• **Task prompt**
All records need to be reproduced exactly. Keep every word as it is.

(Dataset items)
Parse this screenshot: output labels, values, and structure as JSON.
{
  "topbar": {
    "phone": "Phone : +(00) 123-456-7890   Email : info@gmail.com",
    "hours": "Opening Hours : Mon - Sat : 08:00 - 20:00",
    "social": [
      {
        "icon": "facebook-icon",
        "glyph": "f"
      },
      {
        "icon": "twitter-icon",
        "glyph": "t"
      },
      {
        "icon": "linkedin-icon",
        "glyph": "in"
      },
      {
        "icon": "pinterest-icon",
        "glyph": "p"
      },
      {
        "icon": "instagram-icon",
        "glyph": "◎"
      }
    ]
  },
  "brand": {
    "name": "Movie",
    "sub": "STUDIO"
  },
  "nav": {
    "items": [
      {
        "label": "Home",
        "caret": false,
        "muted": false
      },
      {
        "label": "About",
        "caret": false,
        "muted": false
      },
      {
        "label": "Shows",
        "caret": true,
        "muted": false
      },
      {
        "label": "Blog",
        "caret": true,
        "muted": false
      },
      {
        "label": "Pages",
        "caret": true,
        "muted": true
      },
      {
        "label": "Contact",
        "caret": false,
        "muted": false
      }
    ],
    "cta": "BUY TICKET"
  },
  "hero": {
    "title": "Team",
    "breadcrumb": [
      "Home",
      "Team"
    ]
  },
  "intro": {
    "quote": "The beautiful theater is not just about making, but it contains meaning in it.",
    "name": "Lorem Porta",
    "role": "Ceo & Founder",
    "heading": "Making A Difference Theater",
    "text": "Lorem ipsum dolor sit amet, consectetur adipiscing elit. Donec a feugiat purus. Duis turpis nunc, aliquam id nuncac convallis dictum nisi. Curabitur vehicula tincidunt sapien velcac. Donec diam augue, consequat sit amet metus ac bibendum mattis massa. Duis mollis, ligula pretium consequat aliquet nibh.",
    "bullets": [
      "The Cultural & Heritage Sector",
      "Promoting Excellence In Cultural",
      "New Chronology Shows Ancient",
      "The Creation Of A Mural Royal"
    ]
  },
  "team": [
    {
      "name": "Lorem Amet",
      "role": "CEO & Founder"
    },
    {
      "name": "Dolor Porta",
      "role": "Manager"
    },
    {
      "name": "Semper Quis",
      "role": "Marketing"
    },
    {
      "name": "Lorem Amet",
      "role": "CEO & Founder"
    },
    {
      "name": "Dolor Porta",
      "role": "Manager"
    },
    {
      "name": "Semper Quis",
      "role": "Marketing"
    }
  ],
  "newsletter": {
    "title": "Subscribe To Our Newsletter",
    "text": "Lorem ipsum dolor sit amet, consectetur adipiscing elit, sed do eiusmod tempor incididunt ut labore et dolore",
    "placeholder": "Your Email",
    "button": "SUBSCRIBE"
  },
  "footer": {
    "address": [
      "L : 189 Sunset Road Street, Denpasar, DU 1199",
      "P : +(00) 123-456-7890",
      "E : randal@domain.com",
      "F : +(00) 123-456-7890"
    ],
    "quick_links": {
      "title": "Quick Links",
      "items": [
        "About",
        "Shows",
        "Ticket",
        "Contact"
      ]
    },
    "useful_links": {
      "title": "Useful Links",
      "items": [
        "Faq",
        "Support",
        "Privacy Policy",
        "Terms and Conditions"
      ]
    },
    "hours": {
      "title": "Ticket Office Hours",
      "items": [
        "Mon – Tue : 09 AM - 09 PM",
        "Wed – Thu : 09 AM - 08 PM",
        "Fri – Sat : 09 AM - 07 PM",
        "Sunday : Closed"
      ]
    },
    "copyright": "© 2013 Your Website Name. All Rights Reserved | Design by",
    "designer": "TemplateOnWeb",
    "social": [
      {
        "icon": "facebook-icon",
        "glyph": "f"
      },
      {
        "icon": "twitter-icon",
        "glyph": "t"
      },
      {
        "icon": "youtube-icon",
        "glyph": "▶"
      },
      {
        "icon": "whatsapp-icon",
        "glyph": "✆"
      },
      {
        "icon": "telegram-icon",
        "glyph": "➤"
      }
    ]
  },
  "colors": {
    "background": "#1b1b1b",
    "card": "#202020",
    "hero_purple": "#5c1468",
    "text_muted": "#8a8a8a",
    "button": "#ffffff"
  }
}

• **Your solution**
Parse this screenshot: output labels, values, and structure as JSON.
{
  "topbar": {
    "phone": "Phone : +(00) 123-456-7890   Email : info@gmail.com",
    "hours": "Opening Hours : Mon - Sat : 08:00 - 20:00",
    "social": [
      {
        "icon": "facebook-icon",
        "glyph": "f"
      },
      {
        "icon": "twitter-icon",
        "glyph": "t"
      },
      {
        "icon": "linkedin-icon",
        "glyph": "in"
      },
      {
        "icon": "pinterest-icon",
        "glyph": "p"
      },
      {
        "icon": "instagram-icon",
        "glyph": "◎"
      }
    ]
  },
  "brand": {
    "name": "Movie",
    "sub": "STUDIO"
  },
  "nav": {
    "items": [
      {
        "label": "Home",
        "caret": false,
        "muted": false
      },
      {
        "label": "About",
        "caret": false,
        "muted": false
      },
      {
        "label": "Shows",
        "caret": true,
        "muted": false
      },
      {
        "label": "Blog",
        "caret": true,
        "muted": false
      },
      {
        "label": "Pages",
        "caret": true,
        "muted": true
      },
      {
        "label": "Contact",
        "caret": false,
        "muted": false
      }
    ],
    "cta": "BUY TICKET"
  },
  "hero": {
    "title": "Team",
    "breadcrumb": [
      "Home",
      "Team"
    ]
  },
  "intro": {
    "quote": "The beautiful theater is not just about making, but it contains meaning in it.",
    "name": "Lorem Porta",
    "role": "Ceo & Founder",
    "heading": "Making A Difference Theater",
    "text": "Lorem ipsum dolor sit amet, consectetur adipiscing elit. Donec a feugiat purus. Duis turpis nunc, aliquam id nuncac convallis dictum nisi. Curabitur vehicula tincidunt sapien velcac. Donec diam augue, consequat sit amet metus ac bibendum mattis massa. Duis mollis, ligula pretium consequat aliquet nibh.",
    "bullets": [
      "The Cultural & Heritage Sector",
      "Promoting Excellence In Cultural",
      "New Chronology Shows Ancient",
      "The Creation Of A Mural Royal"
    ]
  },
  "team": [
    {
      "name": "Lorem Amet",
      "role": "CEO & Founder"
    },
    {
      "name": "Dolor Porta",
      "role": "Manager"
    },
    {
      "name": "Semper Quis",
      "role": "Marketing"
    },
    {
      "name": "Lorem Amet",
      "role": "CEO & Founder"
    },
    {
      "name": "Dolor Porta",
      "role": "Manager"
    },
    {
      "name": "Semper Quis",
      "role": "Marketing"
    }
  ],
  "newsletter": {
    "title": "Subscribe To Our Newsletter",
    "text": "Lorem ipsum dolor sit amet, consectetur adipiscing elit, sed do eiusmod tempor incididunt ut labore et dolore",
    "placeholder": "Your Email",
    "button": "SUBSCRIBE"
  },
  "footer": {
    "address": [
      "L : 189 Sunset Road Street, Denpasar, DU 1199",
      "P : +(00) 123-456-7890",
      "E : randal@domain.com",
      "F : +(00) 123-456-7890"
    ],
    "quick_links": {
      "title": "Quick Links",
      "items": [
        "About",
        "Shows",
        "Ticket",
        "Contact"
      ]
    },
    "useful_links": {
      "title": "Useful Links",
      "items": [
        "Faq",
        "Support",
        "Privacy Policy",
        "Terms and Conditions"
      ]
    },
    "hours": {
      "title": "Ticket Office Hours",
      "items": [
        "Mon – Tue : 09 AM - 09 PM",
        "Wed – Thu : 09 AM - 08 PM",
        "Fri – Sat : 09 AM - 07 PM",
        "Sunday : Closed"
      ]
    },
    "copyright": "© 2013 Your Website Name. All Rights Reserved | Design by",
    "designer": "TemplateOnWeb",
    "social": [
      {
        "icon": "facebook-icon",
        "glyph": "f"
      },
      {
        "icon": "twitter-icon",
        "glyph": "t"
      },
      {
        "icon": "youtube-icon",
        "glyph": "▶"
      },
      {
        "icon": "whatsapp-icon",
        "glyph": "✆"
      },
      {
        "icon": "telegram-icon",
        "glyph": "➤"
      }
    ]
  },
  "colors": {
    "background": "#1b1b1b",
    "card": "#202020",
    "hero_purple": "#5c1468",
    "text_muted": "#8a8a8a",
    "button": "#ffffff"
  }
}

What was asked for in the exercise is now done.